• _Your task_
The answer must consist of every line in the data that contains "Crypto".

• _Material for the task_
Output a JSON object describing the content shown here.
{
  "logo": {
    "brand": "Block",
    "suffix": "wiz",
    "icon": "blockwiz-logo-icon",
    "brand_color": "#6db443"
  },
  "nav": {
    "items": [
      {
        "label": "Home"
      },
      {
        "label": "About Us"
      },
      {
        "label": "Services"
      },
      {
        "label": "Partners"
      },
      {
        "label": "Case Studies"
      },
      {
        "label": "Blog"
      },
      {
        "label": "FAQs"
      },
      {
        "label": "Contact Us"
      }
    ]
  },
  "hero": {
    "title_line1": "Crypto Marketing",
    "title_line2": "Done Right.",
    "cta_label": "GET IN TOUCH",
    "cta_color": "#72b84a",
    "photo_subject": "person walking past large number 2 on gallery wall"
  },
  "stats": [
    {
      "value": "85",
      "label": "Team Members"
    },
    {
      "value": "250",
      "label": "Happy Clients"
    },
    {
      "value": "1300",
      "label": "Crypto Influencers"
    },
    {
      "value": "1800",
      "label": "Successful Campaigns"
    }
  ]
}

• _Answer box_
    "title_line1": "Crypto Marketing",
      "label": "Crypto Influencers"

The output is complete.